**ACTION ITEM**
Wherever "object" appears in a line of the listing, report that line.

**RECORDS SUPPLIED**
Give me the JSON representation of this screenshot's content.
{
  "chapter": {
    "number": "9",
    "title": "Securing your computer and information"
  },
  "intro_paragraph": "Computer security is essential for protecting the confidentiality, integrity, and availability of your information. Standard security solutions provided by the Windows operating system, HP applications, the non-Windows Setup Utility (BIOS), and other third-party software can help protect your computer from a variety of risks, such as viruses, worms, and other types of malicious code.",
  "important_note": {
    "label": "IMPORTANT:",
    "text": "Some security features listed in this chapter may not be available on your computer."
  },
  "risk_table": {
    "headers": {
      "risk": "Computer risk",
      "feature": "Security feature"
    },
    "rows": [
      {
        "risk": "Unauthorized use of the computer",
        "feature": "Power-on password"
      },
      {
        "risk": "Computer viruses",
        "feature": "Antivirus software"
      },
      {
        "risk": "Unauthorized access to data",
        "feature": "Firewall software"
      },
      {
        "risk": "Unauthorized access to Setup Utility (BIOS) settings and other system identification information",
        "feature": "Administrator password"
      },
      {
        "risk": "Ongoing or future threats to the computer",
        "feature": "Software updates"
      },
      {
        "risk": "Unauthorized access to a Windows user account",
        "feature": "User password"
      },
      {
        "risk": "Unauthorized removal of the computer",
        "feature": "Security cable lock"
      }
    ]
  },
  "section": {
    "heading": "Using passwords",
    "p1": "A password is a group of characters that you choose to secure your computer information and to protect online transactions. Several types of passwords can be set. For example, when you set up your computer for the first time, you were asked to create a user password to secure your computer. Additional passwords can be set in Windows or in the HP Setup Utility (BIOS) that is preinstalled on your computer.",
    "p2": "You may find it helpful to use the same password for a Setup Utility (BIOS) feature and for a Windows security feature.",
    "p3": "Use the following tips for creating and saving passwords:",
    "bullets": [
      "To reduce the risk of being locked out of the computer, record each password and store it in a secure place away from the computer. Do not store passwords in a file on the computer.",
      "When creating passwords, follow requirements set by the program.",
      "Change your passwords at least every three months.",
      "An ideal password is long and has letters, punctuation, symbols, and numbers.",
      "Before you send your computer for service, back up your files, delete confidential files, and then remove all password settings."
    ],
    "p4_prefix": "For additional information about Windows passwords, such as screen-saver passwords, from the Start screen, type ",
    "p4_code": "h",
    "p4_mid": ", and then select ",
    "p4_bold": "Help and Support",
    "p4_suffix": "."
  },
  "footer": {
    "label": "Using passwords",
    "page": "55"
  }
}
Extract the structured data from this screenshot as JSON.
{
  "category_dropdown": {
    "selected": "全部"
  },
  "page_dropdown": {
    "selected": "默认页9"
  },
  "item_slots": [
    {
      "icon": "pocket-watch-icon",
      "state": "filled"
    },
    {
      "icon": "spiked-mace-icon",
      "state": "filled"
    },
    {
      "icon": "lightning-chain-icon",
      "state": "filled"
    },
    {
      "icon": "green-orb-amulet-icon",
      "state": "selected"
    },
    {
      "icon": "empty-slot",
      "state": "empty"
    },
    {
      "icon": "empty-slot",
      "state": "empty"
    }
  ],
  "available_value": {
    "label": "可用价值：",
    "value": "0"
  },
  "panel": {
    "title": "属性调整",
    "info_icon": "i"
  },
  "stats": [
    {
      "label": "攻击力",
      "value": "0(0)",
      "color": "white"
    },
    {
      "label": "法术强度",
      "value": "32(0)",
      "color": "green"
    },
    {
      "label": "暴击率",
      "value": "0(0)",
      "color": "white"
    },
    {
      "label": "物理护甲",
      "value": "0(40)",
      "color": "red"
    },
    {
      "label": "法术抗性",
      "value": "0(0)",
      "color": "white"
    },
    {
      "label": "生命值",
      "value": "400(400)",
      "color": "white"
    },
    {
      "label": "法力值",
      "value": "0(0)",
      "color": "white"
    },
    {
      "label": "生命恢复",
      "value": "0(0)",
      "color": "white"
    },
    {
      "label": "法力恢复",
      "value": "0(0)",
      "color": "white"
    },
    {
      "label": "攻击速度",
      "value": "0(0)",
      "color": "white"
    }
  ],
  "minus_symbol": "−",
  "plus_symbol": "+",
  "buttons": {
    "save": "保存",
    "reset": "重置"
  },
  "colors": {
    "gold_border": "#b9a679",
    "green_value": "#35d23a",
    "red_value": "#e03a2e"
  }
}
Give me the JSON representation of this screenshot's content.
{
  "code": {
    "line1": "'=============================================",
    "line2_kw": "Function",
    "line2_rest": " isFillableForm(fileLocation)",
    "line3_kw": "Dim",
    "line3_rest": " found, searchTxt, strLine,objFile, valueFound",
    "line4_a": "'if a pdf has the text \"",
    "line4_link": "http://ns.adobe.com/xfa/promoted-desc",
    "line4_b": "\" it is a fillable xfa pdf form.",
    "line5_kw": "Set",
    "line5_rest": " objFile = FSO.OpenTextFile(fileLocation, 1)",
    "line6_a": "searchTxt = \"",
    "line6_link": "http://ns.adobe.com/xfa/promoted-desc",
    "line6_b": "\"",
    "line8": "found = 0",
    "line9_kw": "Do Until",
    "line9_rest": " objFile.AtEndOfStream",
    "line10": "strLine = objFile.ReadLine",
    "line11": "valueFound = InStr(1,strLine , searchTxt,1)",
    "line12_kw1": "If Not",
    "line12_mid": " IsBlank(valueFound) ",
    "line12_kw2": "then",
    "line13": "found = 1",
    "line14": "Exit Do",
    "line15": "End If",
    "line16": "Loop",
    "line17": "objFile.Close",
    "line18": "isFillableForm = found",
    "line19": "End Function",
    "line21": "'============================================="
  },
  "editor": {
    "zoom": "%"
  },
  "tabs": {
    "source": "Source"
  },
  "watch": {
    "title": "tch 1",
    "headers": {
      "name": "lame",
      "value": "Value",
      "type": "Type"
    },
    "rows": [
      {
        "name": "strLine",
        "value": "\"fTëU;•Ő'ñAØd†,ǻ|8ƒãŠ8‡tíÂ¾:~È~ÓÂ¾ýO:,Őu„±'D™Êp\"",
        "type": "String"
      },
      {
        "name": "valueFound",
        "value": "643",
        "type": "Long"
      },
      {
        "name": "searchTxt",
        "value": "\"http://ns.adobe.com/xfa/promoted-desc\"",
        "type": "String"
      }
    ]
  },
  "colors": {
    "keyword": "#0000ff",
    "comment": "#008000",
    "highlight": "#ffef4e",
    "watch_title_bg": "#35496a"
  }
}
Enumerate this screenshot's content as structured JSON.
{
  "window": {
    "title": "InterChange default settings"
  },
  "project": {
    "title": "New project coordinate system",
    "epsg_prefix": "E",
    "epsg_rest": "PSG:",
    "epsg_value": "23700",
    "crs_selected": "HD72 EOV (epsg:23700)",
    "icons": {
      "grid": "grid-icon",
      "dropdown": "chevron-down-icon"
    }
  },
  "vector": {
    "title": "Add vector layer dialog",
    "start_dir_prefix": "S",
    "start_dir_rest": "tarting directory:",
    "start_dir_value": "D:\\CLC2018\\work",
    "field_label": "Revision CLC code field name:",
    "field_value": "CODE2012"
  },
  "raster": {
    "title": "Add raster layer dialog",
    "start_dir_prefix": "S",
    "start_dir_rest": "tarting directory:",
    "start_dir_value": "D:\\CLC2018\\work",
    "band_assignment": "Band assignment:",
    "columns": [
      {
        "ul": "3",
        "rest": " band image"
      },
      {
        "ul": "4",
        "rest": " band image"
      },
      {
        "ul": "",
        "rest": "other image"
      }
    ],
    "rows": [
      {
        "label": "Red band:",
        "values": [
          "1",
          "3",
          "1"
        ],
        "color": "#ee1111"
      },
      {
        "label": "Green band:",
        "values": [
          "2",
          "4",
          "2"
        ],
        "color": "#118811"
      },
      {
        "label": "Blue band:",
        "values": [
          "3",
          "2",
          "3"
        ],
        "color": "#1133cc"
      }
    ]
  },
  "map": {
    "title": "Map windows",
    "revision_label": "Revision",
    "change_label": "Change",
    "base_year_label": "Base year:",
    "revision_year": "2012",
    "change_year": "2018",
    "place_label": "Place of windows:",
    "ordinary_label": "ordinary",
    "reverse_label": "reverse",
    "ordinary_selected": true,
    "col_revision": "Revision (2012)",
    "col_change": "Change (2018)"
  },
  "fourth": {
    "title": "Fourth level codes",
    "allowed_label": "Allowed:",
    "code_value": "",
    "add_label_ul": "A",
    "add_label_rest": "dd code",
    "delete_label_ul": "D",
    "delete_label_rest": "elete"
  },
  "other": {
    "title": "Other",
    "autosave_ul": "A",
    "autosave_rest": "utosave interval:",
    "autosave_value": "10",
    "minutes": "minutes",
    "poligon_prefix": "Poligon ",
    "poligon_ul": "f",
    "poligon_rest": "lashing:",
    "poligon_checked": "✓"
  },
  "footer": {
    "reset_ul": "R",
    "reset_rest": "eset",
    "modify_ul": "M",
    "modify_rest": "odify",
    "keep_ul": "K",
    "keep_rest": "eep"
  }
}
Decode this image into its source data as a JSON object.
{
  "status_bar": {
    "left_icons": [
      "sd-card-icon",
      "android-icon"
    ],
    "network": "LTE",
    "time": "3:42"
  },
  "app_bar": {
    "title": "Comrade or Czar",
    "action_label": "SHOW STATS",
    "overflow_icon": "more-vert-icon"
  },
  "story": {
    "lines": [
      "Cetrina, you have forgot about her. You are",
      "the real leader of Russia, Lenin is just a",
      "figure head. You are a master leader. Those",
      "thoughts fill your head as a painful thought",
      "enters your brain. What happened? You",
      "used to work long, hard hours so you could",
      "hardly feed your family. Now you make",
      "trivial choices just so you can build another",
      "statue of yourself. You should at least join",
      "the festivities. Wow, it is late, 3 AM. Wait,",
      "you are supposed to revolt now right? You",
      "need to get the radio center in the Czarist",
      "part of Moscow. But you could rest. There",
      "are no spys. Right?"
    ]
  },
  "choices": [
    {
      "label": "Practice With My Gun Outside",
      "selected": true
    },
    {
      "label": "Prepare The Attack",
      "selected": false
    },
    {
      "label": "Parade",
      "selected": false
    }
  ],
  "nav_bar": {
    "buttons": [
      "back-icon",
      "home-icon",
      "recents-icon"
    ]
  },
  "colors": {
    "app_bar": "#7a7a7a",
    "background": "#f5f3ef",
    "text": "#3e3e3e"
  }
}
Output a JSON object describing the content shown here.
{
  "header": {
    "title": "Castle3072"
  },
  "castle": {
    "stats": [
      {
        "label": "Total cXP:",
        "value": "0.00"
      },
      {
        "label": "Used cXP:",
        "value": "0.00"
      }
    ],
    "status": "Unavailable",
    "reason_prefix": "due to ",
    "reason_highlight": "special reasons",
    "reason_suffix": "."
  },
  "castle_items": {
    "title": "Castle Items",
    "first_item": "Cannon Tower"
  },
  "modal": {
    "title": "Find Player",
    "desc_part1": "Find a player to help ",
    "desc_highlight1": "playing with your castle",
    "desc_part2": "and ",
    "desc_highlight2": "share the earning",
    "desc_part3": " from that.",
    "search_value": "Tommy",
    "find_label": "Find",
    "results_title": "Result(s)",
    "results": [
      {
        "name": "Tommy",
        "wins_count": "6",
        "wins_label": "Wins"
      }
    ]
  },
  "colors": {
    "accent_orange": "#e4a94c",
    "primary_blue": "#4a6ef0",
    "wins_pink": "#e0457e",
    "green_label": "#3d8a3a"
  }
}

**RESPONSE BOX**
Decode this image into its source data as a JSON object.
Output a JSON object describing the content shown here.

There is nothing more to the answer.